## Directions for this task
Search the records below for "selected" and copy every line it turns up in.

(Beginning of Data shown)

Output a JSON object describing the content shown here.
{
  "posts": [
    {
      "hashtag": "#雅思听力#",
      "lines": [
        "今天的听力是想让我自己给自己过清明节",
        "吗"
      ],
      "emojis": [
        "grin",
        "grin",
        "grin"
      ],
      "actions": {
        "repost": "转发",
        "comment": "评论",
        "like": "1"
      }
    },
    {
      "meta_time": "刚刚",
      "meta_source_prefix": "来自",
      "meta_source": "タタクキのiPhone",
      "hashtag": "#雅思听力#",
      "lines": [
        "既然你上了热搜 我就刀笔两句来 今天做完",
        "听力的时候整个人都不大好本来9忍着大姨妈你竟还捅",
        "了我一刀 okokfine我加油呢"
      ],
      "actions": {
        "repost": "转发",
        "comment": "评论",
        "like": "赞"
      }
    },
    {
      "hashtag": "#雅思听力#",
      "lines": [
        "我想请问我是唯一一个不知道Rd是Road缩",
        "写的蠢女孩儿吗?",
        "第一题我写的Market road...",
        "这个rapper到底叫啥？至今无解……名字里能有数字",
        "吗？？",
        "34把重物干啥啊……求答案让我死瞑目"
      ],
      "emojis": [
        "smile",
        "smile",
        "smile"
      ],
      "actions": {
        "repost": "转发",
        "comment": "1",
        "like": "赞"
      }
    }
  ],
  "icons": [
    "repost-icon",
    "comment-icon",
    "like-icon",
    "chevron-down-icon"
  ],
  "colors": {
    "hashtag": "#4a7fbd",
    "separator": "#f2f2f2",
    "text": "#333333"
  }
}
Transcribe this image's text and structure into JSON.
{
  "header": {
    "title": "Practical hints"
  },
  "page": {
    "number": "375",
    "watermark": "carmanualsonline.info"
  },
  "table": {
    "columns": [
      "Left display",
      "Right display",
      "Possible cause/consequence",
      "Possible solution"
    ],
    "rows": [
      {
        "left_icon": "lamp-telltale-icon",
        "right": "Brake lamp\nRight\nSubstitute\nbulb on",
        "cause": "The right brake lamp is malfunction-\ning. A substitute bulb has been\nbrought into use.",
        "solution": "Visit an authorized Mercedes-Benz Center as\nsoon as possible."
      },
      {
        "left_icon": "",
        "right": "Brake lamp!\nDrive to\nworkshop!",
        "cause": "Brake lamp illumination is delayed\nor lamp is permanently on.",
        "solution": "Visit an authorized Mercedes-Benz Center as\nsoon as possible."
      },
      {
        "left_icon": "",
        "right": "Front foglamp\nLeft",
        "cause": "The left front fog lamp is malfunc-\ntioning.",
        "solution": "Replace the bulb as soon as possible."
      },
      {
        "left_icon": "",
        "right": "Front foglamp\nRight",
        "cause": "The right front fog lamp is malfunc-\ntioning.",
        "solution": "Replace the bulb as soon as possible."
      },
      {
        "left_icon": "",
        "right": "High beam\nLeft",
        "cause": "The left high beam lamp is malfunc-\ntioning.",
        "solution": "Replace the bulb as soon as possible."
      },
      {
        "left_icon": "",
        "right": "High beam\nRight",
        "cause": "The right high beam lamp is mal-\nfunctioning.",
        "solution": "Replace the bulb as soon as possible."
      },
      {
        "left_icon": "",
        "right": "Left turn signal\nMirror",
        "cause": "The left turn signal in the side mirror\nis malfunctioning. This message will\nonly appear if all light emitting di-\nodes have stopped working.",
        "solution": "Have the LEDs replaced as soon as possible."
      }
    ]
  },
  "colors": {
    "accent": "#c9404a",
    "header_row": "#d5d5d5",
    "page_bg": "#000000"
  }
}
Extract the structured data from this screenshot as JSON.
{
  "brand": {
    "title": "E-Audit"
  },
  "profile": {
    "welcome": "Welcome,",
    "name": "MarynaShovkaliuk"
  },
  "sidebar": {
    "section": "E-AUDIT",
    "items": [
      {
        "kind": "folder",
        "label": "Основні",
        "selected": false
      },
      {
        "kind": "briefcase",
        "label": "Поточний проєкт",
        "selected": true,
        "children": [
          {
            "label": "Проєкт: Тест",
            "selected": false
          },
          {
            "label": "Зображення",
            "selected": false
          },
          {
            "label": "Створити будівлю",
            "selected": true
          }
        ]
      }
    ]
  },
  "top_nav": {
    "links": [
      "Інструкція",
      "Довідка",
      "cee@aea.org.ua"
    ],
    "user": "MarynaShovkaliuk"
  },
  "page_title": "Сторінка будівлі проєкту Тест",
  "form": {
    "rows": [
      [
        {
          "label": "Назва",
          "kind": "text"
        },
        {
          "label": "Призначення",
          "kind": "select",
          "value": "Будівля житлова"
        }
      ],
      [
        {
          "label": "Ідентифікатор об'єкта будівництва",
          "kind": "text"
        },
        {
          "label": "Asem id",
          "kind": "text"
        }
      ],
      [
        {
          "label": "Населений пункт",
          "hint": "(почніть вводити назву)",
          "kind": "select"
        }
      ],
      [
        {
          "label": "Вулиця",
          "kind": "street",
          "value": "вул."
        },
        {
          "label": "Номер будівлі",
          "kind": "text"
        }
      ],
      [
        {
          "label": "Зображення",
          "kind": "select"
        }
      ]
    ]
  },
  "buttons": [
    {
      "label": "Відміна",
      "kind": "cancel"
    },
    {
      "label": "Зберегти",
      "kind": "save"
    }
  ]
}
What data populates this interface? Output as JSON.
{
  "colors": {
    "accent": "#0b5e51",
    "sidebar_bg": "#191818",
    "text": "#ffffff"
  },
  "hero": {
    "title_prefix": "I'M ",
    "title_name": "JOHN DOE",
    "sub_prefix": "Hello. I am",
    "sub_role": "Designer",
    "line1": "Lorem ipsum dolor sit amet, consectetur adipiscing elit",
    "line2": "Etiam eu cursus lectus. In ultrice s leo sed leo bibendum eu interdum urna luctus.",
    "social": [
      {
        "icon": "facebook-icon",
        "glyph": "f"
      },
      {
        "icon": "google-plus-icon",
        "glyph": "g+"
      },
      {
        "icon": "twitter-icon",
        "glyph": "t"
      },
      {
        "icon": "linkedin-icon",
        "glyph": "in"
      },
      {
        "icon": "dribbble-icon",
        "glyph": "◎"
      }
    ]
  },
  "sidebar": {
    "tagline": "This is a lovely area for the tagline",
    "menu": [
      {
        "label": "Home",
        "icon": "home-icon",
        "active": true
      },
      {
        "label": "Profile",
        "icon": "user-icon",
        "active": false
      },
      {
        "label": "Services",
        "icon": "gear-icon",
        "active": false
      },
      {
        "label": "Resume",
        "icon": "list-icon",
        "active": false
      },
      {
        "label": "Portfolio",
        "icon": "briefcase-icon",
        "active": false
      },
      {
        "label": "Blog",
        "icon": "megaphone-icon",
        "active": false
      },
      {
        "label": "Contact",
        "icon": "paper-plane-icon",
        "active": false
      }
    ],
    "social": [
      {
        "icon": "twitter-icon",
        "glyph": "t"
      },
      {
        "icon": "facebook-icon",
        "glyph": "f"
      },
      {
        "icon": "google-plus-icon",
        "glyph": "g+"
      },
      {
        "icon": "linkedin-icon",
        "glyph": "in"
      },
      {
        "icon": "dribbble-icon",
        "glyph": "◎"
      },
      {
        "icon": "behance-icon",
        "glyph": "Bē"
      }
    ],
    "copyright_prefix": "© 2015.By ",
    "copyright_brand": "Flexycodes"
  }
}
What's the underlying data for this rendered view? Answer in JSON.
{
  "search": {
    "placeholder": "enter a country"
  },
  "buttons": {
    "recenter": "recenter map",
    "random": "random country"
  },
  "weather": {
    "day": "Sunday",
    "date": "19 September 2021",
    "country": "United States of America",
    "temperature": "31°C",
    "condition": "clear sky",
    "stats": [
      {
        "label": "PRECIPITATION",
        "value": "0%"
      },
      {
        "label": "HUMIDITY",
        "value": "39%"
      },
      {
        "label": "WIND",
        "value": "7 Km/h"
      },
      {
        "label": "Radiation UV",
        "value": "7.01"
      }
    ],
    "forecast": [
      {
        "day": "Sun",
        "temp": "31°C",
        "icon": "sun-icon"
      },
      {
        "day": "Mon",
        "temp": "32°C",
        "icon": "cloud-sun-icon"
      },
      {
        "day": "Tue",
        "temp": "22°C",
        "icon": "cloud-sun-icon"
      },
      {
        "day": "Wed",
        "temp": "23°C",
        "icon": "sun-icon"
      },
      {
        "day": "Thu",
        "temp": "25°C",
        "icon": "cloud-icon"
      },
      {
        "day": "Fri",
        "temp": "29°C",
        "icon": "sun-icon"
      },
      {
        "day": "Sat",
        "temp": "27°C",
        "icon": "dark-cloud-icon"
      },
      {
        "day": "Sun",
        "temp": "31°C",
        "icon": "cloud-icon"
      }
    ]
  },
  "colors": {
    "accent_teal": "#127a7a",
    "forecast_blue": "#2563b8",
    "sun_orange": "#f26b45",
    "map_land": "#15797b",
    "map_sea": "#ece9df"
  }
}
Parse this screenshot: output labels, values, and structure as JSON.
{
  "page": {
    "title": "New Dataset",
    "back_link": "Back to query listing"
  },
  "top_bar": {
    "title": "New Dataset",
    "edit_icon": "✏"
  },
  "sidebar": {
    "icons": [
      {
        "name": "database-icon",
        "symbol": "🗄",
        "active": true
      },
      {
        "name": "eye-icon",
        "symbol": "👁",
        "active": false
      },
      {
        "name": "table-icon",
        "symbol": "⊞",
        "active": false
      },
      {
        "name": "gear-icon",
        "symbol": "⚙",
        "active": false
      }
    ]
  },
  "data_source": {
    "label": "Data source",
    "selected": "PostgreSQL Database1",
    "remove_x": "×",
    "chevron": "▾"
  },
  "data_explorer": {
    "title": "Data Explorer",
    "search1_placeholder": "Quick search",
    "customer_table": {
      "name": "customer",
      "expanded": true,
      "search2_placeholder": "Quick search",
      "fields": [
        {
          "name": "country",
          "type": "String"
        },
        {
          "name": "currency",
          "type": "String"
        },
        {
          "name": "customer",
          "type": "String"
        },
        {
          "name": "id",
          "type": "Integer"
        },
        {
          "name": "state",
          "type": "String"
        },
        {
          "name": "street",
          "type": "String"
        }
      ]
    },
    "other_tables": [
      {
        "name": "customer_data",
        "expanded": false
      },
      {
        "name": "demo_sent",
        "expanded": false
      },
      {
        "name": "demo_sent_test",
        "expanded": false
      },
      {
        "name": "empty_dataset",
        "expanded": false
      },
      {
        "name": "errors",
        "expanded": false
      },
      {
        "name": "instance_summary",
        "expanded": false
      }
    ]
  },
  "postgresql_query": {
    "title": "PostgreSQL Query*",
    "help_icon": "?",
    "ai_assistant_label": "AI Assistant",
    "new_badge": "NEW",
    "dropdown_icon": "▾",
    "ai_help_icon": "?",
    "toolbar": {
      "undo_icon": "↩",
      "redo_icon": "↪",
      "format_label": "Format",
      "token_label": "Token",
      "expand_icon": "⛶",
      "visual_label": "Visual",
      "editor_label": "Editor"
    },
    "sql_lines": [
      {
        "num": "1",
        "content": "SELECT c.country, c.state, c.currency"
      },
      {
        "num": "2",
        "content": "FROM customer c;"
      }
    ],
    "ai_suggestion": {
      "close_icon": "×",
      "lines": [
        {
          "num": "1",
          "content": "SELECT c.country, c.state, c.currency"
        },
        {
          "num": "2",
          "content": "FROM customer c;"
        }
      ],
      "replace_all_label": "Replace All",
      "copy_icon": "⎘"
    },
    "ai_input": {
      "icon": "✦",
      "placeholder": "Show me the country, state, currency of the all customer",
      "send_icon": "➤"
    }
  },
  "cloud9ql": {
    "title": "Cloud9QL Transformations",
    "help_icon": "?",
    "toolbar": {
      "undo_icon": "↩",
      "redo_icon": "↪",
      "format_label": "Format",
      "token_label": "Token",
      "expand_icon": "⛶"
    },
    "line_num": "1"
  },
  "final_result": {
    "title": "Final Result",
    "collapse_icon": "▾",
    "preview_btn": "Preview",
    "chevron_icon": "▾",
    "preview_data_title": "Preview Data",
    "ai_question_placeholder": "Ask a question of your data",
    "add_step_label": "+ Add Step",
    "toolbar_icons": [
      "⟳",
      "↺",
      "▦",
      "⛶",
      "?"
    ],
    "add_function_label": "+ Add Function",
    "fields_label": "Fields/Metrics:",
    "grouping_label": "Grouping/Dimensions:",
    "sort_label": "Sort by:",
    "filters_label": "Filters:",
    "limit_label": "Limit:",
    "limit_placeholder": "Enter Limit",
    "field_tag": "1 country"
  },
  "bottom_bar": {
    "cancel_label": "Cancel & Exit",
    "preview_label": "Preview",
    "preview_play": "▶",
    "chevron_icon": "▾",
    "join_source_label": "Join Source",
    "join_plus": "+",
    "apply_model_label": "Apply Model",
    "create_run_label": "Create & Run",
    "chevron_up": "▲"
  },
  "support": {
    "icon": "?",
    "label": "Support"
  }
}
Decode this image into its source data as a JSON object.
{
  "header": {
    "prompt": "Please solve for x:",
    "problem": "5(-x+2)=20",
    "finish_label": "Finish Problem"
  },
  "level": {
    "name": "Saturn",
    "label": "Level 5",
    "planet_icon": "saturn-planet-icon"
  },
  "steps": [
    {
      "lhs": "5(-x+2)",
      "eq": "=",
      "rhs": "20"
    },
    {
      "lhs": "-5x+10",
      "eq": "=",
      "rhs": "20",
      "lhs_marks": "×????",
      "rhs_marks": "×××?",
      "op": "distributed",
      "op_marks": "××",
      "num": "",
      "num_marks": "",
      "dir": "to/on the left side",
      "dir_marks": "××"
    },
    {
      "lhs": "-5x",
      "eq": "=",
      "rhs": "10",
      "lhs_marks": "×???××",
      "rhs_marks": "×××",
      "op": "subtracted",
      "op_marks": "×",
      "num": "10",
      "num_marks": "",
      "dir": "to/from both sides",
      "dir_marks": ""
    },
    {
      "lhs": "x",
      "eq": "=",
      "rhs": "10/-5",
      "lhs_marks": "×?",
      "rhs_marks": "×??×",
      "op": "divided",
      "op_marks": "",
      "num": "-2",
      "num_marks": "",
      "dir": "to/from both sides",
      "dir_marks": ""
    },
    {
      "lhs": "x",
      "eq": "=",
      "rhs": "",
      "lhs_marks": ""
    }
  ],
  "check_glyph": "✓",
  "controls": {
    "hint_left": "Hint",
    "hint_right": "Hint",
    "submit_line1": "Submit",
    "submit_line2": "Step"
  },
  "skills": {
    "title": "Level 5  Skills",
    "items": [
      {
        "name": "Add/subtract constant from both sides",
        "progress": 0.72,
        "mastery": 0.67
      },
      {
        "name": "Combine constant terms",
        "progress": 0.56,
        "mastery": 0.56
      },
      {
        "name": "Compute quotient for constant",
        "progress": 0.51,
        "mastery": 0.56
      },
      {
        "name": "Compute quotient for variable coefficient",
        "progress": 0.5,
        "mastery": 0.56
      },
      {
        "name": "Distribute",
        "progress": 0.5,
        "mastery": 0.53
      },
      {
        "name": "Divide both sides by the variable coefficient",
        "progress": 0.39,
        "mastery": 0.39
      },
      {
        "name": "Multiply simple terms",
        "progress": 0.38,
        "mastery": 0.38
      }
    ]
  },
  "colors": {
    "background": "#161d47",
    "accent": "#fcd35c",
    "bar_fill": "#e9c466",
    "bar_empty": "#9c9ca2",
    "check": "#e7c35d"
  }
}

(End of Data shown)

## Response
        "selected": false
        "selected": true,
            "selected": false
            "selected": false
            "selected": true
    "selected": "PostgreSQL Database1",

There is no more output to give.